Starting this summer, drivers who speed through school zones will be the next target of the law-enforcement lens.
Seattle police plan to equip a van with audio, video, radar and cameras and will park it in school zones to catch people speeding and breaking other traffic laws, said Mike Quinn, a senior planner with the department. Police will just be mailing out warnings to drivers caught this summer; actual tickets will be issued after school starts in the fall.
"There's a real concern about pedestrian safety in the city, especially in regards to young people at schools," Quinn said. "Our purpose is to reduce speeds in those zones when children are present."
The Seattle City Council appropriated $178,000 for a 10-month pilot project, which includes leasing a van, purchasing equipment and paying overtime salary for an officer to run the vehicle, Quinn said.

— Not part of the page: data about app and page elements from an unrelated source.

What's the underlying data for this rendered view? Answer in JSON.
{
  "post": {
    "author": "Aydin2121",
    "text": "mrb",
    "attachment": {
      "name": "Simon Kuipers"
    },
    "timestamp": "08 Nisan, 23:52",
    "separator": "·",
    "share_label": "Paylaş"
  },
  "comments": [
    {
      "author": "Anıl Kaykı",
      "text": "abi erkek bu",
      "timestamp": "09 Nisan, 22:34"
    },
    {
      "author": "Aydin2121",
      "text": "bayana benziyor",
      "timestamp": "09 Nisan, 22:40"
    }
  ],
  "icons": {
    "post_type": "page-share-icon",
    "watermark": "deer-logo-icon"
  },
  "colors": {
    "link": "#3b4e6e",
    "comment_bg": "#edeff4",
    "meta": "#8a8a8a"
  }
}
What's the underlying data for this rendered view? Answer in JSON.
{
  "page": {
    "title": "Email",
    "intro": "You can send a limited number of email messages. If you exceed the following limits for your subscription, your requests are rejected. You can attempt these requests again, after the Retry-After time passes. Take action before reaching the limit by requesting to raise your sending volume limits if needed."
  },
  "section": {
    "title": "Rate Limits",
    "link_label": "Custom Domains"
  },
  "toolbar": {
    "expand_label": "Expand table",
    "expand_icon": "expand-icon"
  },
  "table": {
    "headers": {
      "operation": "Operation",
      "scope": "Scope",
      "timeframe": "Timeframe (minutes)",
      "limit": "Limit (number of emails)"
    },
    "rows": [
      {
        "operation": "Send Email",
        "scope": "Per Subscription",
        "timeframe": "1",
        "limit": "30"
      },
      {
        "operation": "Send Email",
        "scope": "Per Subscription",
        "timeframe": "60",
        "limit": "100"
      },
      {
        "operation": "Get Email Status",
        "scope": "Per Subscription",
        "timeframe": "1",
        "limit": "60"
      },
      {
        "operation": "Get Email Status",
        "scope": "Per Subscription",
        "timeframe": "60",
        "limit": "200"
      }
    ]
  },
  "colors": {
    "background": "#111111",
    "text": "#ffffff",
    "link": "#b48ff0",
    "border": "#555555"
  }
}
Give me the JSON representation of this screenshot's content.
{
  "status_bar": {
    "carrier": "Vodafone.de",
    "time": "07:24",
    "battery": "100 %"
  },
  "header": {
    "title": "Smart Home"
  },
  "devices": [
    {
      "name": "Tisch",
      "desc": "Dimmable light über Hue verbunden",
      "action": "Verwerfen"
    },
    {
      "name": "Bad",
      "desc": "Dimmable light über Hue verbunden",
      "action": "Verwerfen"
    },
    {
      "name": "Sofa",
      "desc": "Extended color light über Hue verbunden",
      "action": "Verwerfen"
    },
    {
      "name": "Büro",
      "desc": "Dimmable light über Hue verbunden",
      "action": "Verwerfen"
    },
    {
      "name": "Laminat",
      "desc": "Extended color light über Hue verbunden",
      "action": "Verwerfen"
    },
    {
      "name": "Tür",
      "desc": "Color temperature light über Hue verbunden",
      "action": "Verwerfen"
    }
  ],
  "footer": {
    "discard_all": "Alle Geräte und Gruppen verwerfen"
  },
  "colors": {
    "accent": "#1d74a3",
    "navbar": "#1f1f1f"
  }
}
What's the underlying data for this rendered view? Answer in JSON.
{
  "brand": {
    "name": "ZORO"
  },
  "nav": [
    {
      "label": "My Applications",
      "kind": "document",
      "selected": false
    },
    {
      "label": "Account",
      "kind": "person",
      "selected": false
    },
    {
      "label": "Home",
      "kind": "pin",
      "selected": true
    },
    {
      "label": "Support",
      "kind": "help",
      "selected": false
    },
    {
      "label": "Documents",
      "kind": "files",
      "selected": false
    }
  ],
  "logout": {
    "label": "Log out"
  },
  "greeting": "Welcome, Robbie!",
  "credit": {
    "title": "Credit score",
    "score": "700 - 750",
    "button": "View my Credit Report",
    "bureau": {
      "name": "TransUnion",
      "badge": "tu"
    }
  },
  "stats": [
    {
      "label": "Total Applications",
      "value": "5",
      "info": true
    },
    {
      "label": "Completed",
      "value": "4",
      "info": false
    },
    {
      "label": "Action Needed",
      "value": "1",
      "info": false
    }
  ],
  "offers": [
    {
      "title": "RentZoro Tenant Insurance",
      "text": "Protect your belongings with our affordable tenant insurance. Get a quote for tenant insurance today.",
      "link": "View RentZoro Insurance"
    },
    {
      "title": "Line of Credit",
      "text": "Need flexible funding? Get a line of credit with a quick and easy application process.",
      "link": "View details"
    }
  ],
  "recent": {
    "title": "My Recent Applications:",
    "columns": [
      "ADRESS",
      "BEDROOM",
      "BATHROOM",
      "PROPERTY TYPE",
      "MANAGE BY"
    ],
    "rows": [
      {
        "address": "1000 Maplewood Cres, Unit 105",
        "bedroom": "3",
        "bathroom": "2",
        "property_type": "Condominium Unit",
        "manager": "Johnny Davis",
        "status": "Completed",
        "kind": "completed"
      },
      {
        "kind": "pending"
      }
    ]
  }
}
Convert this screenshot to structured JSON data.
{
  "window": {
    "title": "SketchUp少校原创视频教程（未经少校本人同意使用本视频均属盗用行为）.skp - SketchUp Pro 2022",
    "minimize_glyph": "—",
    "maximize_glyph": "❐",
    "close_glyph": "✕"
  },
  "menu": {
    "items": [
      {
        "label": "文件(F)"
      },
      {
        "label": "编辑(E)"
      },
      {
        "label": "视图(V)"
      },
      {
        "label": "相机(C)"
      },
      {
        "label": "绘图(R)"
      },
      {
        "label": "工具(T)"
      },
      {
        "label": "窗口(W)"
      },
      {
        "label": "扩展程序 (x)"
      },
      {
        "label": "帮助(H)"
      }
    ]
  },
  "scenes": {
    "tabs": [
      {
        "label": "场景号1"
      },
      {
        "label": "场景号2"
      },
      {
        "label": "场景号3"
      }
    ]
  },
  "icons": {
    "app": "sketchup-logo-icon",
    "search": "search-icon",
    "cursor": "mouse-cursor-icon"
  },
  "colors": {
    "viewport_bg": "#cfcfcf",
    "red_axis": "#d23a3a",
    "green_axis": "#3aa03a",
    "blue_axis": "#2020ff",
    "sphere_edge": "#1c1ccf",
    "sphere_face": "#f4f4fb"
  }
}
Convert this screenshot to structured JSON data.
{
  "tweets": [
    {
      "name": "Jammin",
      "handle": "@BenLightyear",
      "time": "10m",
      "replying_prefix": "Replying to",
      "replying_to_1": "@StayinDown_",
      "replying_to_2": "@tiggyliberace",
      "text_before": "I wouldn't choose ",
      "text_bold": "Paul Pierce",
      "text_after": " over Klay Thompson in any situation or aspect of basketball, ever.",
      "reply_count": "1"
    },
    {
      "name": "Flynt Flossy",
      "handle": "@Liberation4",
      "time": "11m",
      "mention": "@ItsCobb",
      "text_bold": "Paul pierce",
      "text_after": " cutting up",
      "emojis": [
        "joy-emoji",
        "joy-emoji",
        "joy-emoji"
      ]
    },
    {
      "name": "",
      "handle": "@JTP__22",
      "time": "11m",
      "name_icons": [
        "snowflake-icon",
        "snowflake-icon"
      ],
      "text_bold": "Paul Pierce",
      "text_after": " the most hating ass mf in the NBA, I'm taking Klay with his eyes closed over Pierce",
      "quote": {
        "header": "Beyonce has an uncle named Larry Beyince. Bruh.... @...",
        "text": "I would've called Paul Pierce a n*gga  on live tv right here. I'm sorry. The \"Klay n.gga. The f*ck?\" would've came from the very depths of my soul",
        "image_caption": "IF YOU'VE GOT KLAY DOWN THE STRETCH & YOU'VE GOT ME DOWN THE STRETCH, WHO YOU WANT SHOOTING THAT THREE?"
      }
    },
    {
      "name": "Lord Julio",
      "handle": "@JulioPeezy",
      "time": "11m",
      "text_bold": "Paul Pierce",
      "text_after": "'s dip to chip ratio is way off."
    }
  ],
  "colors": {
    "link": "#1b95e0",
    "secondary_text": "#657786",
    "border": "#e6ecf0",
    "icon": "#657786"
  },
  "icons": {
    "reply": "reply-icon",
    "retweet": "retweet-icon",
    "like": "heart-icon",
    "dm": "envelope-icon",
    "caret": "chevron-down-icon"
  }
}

Traffic Officer Dean Shirey said that because state law requires police to notify motorists when they have a targeted emphasis, they will post signs about a block from where the van is parked. Shirey said the van will help capture more speeders because the cameras are always rolling.
Now, when Shirey nabs people in school zones, he says, he misses other traffic scofflaws because he's tied up writing a ticket.
"It's more efficient because an officer in the van is going to capture every violator," Shirey said.
Drivers caught on camera by officers in the school-zone van will receive a ticket in the mail. They'll be able to log onto a secure Web site and see video captured by the van, Shirey said.
"They can go to the Web site and see exactly what we, as the screening officer, see," Shirey said, adding that a ticket for driving faster than the 20 mph limit in a school zone is $189.
Shirey and Officer Jim Morgan, who head the department's photo-response unit, will review the photos captured by the van before a ticket is mailed. In the two years since the city installed six red-light cameras at intersections, the two officers have reviewed images stemming from the more than 20,000 mailed out.
A spokeswoman for a Wisconsin-based motorists-rights group said Friday they oppose any photo or video enforcement by police.
"Obviously, you are presumed guilty. Everyone should have a chance to confront their accuser," said Bonnie Sesolak, spokeswoman for the National Motorists Association.
The National Motorists Association has fought police departments in nearly every state on photo enforcement, Sesolak said.
Seattle police will be modeling the school-zone van program largely on one in Lakewood, Pierce County.
Lakewood police Lt. Dave Guttu said their two vans patrol school zones shortly before classes start and end each weekday. "It's been a success in bringing down the number of accidents and injuries in school zones," Guttu said.
Jennifer Sullivan: 206-464-8294 or firstname.lastname@example.org.